Compact and sparkling like a diamond, as if there were a fire within, is how the small, almost playing-card sized, landscapes of Bireswar Sen, might be described. In this exhibition, one will see what the artist himself had always aimed at doing: “to limn unerringly, lines of beauty with a light that never was on land or sea.”
But landscapes the size of playing-cards? Without losing anything of the immensity that is in nature, or the form and sense of earth, man, and the universal? That, in fact, is the marvel. As will be seen, Bireswar Sen’s small works draw one in to a point of perception that then expands to boundless realms.
One can see the world around us through the doorway of the eyes, but it is through the mind alone that it can be known.
Born in Bengal in 1897, Bireswar Sen grew up in stirring times for the cultural field; something of a renaissance in the arts was in the air, led by the celebrated Tagore family.

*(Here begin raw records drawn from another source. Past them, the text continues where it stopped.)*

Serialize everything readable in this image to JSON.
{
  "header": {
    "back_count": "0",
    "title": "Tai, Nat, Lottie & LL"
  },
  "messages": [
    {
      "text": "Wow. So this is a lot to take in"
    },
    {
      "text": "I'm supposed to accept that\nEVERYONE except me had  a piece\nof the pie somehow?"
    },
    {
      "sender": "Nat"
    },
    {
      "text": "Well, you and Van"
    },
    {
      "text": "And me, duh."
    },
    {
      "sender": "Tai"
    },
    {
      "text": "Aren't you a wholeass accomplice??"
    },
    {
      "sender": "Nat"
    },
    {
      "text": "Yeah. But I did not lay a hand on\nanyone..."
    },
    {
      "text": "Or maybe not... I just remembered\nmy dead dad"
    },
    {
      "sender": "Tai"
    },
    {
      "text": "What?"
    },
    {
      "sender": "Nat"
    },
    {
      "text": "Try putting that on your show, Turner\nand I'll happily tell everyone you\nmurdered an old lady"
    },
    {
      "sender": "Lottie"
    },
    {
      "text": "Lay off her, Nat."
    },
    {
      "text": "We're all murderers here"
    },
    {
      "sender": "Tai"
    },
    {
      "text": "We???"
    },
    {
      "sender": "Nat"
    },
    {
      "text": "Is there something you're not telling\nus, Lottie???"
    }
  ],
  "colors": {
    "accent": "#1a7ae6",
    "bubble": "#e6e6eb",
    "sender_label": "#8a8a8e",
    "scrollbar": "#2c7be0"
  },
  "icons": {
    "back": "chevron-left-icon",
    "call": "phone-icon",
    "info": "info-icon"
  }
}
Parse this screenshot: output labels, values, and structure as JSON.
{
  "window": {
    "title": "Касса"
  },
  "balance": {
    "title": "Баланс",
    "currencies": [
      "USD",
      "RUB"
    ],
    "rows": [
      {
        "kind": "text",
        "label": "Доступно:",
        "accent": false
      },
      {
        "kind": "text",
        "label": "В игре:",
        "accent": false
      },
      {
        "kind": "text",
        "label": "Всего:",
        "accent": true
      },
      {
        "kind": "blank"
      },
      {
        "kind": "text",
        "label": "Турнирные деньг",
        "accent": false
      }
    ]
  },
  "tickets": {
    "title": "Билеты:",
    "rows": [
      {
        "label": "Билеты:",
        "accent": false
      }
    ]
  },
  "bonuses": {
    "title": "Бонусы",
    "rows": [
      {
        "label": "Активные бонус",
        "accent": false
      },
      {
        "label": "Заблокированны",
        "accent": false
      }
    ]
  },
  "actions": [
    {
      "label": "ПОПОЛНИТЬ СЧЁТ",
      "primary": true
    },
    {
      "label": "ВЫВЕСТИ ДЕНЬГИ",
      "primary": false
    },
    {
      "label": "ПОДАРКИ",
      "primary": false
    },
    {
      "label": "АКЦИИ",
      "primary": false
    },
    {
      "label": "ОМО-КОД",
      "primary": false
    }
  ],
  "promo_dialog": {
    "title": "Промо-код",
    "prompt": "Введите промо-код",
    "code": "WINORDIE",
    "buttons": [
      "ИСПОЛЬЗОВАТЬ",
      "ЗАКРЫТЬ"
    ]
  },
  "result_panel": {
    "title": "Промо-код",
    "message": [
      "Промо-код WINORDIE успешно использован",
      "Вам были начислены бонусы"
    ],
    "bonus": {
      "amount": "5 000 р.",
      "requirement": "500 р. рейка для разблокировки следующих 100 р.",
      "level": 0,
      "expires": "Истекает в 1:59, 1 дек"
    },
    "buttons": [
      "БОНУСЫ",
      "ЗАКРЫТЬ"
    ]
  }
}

For the young man, there was inspiration to be drawn from the newly founded “Bengal School” of painting, from great teachers like Abanindranath Tagore and Nandalal Bose, from the Bengali’s inherent devotion to the Great Goddess, and from a natural tendency to be immersed in nature. Growing up, Bireswar was as fond of English literature – a love that never left him – as he was of painting. Eventually, however, painting won out when he made the formal transition from teaching English to teaching art, and moved from Calcutta, India to Lucknow, India. The year was 1926.
But things changed for him again when he came into contact, in the early thirties, with the great Russian painter and mystic, Nicholas Roerich, who used to lose himself in the Himalayas and kept painting them in all their majesty and their mystic immensity. Under Roerich’s inspiration, Bireswar Sen began painting nature, but while doing that he went back to the truth embedded in the old Indian saying: “One can see the world around us through the doorway of the eyes, but it is through the mind alone that it can be known.” And he decided to paint on a scale very different from Roerich’s large and roaring canvases. On tiny sheets of paper, using the wash technique that he knew well from Bengal, he created the immensities that one will see in this exhibition at the Crow Collection, reaching with his mind and his hand that almost unattainable intersection between the intimate and the infinite.
– Dr. B.N. Goswamy Guest Curator
Members’ Preview & Lecture
Thursday, January 21, Reception: 5:00 pm – 7:00 pm | Lecture: 7:00 pm – 8:00 pm
Join us for an exclusive members’ preview reception and lecture celebrating Time and Eternity: Landscape Paintings by Bireswar Sen